Without including any images, repeat the data exactly.

> **LISTED RECORDS**
----

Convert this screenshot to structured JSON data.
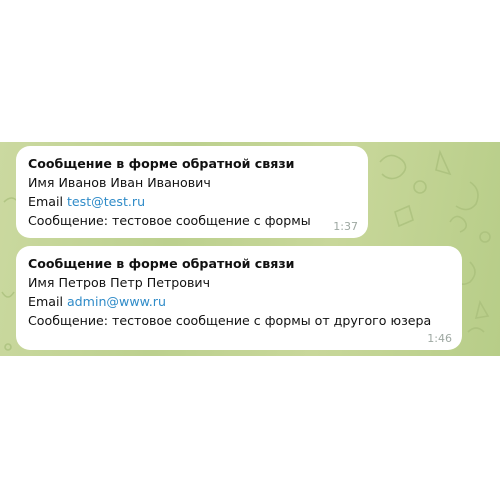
{
  "messages": [
    {
      "title": "Сообщение в форме обратной связи",
      "name_line": "Имя Иванов Иван Иванович",
      "email_label": "Email",
      "email_value": "test@test.ru",
      "message_line": "Сообщение: тестовое сообщение с формы",
      "time": "1:37"
    },
    {
      "title": "Сообщение в форме обратной связи",
      "name_line": "Имя Петров Петр Петрович",
      "email_label": "Email",
      "email_value": "admin@www.ru",
      "message_line": "Сообщение: тестовое сообщение с формы от другого юзера",
      "time": "1:46"
    }
  ],
  "colors": {
    "chat_background": "#bfd28f",
    "bubble": "#ffffff",
    "link": "#2f8bc8",
    "timestamp": "#9ea8a2"
  },
  "icons": [
    "doodle-pattern-icon"
  ]
}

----

> **RESULT OF THIS EXERCISE**
Convert this screenshot to structured JSON data.
{
  "messages": [
    {
      "title": "Сообщение в форме обратной связи",
      "name_line": "Имя Иванов Иван Иванович",
      "email_label": "Email",
      "email_value": "test@test.ru",
      "message_line": "Сообщение: тестовое сообщение с формы",
      "time": "1:37"
    },
    {
      "title": "Сообщение в форме обратной связи",
      "name_line": "Имя Петров Петр Петрович",
      "email_label": "Email",
      "email_value": "admin@www.ru",
      "message_line": "Сообщение: тестовое сообщение с формы от другого юзера",
      "time": "1:46"
    }
  ],
  "colors": {
    "chat_background": "#bfd28f",
    "bubble": "#ffffff",
    "link": "#2f8bc8",
    "timestamp": "#9ea8a2"
  },
  "icons": [
    "doodle-pattern-icon"
  ]
}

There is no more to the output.